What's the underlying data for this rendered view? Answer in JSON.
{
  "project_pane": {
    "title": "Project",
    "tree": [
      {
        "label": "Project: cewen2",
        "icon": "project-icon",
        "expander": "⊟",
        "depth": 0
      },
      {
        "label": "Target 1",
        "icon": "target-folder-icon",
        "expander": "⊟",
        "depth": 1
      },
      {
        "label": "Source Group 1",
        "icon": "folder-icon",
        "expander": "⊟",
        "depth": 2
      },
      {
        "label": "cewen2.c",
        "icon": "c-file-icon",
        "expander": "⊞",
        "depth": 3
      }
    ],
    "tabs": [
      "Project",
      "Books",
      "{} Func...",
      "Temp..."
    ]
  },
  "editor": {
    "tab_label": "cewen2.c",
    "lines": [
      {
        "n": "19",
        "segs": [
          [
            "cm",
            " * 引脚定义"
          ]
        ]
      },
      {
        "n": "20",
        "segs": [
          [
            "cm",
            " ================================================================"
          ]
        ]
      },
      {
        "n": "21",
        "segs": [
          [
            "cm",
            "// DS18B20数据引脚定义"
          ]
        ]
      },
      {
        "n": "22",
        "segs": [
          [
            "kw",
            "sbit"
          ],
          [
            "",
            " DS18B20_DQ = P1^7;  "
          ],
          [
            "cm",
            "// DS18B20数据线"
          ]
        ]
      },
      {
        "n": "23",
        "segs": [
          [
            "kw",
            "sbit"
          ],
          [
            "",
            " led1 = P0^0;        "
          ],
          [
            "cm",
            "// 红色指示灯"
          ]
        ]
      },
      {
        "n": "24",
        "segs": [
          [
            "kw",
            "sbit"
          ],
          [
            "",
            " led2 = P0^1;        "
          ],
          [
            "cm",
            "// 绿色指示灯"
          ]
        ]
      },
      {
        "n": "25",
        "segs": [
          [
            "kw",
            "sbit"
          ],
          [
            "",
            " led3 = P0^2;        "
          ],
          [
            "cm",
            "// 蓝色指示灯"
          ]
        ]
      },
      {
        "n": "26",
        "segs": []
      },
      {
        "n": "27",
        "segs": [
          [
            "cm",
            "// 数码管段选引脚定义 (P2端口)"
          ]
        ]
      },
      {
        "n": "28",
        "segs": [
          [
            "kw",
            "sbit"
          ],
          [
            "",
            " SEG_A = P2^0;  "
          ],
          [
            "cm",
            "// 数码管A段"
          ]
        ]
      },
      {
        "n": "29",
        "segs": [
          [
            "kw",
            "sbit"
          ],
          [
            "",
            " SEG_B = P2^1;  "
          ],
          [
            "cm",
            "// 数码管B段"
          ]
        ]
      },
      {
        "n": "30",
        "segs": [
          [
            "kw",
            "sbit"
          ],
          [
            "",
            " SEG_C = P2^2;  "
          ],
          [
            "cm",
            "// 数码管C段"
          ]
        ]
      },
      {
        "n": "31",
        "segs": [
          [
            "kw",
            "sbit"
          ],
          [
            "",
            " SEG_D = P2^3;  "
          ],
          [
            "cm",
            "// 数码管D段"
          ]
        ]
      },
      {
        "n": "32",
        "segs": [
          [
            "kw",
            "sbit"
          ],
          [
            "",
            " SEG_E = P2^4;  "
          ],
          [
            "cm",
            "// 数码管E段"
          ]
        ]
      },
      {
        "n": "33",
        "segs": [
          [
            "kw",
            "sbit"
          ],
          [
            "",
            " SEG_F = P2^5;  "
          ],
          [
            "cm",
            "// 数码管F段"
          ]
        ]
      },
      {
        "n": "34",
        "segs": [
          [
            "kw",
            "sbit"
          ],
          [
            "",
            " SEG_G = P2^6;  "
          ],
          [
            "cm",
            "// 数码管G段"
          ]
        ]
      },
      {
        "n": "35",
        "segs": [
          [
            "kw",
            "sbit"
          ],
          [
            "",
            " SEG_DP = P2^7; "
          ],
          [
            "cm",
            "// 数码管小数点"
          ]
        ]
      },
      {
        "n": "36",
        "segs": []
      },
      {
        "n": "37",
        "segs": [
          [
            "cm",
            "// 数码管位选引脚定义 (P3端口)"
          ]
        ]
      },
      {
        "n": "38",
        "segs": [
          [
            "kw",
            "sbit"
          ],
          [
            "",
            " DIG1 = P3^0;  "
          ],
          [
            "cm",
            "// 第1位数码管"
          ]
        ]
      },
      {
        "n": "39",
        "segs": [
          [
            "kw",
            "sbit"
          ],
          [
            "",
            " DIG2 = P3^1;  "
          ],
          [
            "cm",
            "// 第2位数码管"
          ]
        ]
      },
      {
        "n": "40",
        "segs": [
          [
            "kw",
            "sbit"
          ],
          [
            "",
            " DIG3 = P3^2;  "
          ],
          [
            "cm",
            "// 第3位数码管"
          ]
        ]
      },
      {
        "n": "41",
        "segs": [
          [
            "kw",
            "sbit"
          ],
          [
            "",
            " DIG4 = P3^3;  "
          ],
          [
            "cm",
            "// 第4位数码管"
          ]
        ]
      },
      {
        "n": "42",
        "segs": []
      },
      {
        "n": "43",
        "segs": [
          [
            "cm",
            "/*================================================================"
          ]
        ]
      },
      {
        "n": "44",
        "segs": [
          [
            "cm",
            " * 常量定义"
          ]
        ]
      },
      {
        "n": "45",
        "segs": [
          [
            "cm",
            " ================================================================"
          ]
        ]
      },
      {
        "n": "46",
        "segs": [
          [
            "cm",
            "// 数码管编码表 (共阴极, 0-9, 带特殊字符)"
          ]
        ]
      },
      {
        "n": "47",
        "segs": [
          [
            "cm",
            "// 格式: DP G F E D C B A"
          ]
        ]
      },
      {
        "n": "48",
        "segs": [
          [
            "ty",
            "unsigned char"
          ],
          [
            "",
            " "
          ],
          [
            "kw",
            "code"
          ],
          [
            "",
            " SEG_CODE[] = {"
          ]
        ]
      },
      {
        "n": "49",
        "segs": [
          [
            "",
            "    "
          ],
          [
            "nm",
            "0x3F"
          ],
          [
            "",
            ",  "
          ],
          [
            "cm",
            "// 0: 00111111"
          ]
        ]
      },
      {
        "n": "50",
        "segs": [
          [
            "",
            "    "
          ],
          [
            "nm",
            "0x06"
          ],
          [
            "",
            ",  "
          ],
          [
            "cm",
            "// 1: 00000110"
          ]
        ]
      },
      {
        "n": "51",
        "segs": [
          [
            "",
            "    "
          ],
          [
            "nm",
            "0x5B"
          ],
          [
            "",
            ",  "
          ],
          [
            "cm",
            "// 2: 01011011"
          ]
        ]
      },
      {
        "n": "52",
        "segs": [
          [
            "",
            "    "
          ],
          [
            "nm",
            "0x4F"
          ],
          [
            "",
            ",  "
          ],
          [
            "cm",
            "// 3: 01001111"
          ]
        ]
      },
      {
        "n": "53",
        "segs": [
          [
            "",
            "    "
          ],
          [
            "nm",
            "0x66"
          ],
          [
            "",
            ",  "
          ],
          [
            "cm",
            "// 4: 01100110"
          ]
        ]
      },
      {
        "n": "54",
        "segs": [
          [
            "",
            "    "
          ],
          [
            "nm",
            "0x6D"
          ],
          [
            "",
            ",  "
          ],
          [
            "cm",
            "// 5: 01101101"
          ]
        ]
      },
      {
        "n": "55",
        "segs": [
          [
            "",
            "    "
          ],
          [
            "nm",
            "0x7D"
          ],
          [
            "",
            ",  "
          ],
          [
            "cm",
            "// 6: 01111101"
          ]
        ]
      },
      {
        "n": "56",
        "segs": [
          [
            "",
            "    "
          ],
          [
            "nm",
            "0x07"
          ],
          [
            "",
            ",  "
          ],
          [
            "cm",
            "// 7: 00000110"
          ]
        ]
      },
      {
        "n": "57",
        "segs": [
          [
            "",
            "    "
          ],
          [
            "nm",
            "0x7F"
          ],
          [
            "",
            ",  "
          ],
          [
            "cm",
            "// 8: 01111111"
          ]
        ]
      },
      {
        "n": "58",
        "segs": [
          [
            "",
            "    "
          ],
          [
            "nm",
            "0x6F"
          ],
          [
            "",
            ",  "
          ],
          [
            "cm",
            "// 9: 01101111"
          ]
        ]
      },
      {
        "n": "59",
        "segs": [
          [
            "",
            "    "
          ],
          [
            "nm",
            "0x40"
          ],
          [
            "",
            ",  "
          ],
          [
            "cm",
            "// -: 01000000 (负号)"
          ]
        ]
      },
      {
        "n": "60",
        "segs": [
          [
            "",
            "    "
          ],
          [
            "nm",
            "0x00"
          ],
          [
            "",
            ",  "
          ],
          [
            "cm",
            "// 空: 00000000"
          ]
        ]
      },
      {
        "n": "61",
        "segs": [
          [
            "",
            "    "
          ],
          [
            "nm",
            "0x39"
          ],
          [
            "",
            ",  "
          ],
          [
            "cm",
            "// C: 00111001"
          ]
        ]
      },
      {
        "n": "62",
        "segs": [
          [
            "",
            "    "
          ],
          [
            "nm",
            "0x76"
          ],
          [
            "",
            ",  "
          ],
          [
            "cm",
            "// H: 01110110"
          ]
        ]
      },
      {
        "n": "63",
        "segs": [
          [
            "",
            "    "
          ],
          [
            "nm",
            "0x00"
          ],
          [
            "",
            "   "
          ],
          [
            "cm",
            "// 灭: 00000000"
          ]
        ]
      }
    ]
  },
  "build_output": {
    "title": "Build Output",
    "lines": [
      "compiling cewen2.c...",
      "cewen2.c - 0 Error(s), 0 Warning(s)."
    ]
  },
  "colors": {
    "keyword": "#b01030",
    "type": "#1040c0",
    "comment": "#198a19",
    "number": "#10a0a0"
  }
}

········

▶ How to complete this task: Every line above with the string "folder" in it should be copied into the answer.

▶ Exercise solution:
        "icon": "target-folder-icon",
        "icon": "folder-icon",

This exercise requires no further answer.